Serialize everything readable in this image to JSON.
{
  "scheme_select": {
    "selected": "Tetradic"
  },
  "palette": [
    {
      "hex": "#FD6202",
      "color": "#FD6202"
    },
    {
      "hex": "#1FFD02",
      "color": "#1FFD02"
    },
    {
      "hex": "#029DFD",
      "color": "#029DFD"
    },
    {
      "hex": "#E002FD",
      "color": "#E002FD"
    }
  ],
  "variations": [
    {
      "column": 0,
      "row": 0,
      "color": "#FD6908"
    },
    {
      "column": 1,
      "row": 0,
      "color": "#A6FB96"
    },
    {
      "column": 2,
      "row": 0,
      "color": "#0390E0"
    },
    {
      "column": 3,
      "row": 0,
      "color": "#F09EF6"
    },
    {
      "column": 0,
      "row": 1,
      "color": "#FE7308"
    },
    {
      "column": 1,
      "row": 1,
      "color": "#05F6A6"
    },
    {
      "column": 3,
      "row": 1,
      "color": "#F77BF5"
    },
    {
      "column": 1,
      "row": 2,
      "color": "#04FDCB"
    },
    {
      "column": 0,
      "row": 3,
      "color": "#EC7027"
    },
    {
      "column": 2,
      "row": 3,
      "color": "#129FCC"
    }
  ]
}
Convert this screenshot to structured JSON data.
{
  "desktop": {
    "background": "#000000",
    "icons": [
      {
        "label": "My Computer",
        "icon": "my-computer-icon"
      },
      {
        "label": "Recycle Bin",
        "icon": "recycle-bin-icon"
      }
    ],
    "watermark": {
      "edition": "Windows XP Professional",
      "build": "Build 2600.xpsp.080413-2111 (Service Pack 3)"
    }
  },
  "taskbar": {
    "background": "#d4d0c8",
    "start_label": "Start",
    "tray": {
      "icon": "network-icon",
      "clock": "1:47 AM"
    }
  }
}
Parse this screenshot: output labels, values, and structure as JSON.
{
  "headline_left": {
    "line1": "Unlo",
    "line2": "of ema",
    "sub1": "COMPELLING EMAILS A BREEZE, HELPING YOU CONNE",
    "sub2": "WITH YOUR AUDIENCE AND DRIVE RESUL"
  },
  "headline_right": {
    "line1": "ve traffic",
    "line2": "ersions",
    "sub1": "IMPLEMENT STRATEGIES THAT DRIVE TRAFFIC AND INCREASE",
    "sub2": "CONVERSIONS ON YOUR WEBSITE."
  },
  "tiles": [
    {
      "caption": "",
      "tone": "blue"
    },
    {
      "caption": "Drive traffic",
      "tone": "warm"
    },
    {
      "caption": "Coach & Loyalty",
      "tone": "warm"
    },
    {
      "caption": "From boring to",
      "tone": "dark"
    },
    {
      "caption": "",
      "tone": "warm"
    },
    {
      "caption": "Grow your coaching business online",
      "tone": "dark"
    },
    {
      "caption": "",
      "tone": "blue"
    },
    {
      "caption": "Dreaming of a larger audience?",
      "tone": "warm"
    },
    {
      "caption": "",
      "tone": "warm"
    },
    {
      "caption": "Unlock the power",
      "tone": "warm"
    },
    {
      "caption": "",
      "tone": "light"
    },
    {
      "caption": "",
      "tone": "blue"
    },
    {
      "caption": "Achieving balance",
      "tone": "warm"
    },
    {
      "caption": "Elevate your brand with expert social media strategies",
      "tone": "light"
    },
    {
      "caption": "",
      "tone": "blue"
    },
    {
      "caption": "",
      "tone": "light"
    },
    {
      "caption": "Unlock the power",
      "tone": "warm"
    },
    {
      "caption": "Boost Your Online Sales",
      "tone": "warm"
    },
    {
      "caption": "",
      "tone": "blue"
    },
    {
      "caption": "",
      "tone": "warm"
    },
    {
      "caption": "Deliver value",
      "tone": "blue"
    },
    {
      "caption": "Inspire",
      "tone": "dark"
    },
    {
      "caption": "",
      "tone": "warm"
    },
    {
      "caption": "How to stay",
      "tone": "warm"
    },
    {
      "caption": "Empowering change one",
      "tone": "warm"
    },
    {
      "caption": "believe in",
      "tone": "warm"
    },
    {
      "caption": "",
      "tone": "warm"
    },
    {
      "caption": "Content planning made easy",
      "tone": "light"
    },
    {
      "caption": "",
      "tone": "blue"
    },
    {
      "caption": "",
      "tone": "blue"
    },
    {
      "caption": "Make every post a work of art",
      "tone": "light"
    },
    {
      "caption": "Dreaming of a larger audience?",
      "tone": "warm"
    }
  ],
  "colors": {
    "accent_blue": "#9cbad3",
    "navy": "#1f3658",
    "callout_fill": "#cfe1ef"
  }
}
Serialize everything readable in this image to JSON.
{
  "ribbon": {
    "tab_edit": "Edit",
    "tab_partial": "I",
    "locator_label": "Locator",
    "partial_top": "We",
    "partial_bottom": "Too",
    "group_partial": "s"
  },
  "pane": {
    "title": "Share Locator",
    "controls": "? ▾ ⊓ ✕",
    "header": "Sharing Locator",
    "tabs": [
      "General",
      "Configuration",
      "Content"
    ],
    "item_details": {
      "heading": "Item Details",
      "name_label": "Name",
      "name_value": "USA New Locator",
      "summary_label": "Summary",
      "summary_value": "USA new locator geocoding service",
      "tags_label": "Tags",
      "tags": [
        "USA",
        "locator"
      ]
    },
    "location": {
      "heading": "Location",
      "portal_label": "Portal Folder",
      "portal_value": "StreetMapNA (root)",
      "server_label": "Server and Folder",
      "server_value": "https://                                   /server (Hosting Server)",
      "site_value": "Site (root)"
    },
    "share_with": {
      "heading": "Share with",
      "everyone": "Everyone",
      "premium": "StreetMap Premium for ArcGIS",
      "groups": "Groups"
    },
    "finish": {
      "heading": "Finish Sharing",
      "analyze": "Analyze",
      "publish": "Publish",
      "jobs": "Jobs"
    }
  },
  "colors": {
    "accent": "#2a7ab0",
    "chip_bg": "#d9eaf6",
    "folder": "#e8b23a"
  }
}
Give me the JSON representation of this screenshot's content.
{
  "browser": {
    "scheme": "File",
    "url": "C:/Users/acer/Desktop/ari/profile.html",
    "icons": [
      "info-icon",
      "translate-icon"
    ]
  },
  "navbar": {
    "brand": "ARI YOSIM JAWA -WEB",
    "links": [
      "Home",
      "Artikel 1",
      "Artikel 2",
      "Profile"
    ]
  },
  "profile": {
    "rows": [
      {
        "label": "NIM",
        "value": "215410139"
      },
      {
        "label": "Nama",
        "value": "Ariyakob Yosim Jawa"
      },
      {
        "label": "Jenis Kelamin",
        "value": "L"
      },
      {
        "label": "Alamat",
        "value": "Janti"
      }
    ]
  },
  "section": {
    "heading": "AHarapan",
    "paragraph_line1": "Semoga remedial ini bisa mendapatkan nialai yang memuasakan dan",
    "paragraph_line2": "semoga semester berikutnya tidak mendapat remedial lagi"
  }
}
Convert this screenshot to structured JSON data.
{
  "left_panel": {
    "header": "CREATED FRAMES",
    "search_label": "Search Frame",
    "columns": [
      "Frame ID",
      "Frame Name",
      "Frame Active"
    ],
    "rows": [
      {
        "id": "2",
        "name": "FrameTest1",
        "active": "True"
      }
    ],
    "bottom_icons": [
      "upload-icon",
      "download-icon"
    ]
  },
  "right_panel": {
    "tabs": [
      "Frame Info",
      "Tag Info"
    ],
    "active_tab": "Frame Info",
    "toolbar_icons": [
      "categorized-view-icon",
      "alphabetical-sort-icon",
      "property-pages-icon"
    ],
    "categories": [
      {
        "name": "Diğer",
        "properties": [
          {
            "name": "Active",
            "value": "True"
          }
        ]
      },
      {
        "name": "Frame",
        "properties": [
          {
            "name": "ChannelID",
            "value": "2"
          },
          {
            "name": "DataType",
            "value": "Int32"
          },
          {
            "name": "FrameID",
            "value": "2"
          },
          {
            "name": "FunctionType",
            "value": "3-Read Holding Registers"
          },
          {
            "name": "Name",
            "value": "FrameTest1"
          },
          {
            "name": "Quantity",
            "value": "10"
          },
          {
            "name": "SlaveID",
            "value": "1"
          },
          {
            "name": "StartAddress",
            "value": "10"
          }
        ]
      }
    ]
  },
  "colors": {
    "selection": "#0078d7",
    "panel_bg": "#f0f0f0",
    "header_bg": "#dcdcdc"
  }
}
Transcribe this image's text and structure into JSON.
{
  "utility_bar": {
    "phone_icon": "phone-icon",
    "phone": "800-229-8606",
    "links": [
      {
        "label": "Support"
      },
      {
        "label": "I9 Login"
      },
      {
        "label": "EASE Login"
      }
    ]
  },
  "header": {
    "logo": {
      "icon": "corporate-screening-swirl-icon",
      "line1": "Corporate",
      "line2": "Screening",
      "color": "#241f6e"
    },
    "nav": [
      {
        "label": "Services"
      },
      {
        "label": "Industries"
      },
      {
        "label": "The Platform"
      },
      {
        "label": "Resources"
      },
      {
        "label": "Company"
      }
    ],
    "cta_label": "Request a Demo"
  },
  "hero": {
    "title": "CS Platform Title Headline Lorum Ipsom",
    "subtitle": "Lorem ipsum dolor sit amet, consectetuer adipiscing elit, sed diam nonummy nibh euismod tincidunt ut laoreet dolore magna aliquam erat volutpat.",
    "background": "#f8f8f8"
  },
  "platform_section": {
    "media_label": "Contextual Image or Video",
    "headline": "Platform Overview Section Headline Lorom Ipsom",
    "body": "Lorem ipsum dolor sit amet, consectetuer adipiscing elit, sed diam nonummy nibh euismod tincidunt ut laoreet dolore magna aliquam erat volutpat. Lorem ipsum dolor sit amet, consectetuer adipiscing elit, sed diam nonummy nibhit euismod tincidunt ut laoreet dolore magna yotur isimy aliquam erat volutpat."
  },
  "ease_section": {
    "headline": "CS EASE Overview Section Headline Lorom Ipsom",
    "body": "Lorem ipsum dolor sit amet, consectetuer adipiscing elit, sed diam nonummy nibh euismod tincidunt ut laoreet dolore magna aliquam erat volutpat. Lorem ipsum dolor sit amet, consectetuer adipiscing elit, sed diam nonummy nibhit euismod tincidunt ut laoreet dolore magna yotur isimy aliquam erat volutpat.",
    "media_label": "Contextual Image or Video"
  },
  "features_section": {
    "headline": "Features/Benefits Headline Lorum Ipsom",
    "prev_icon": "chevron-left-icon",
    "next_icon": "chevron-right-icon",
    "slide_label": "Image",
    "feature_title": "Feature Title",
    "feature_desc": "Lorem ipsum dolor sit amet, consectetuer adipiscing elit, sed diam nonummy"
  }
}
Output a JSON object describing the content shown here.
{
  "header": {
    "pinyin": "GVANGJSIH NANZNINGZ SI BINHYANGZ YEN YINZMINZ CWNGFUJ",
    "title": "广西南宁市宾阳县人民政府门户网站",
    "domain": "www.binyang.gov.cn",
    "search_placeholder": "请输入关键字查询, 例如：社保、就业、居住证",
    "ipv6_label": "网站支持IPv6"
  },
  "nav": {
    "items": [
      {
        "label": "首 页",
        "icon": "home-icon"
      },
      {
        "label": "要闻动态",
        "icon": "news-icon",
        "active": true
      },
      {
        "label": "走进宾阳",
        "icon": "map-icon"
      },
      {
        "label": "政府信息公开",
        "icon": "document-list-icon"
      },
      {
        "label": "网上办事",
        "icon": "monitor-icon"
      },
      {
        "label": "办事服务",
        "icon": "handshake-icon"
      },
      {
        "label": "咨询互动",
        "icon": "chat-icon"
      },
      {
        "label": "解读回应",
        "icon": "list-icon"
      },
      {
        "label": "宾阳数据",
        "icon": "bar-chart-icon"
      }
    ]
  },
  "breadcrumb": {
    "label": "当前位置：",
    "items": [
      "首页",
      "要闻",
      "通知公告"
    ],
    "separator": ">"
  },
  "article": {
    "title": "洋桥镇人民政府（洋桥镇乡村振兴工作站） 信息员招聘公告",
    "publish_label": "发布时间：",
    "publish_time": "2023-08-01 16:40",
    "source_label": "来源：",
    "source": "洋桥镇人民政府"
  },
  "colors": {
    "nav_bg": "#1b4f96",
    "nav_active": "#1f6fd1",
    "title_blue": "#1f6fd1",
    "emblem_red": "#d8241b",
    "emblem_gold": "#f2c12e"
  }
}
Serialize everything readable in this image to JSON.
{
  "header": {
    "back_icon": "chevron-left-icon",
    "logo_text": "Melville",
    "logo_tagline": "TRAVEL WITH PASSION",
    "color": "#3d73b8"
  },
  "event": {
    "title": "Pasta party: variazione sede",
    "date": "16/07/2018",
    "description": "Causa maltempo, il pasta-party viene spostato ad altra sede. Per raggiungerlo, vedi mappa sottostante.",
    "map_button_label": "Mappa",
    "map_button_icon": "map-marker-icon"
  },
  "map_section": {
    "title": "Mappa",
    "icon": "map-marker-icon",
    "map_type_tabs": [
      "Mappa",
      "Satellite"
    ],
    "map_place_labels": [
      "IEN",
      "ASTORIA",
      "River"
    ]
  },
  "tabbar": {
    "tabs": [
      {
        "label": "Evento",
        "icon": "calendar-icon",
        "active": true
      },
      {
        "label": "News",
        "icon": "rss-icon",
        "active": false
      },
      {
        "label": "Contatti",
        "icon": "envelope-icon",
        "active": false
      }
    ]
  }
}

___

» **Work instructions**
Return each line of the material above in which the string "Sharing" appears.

» **Solution to this task**
    "header": "Sharing Locator",
      "heading": "Finish Sharing",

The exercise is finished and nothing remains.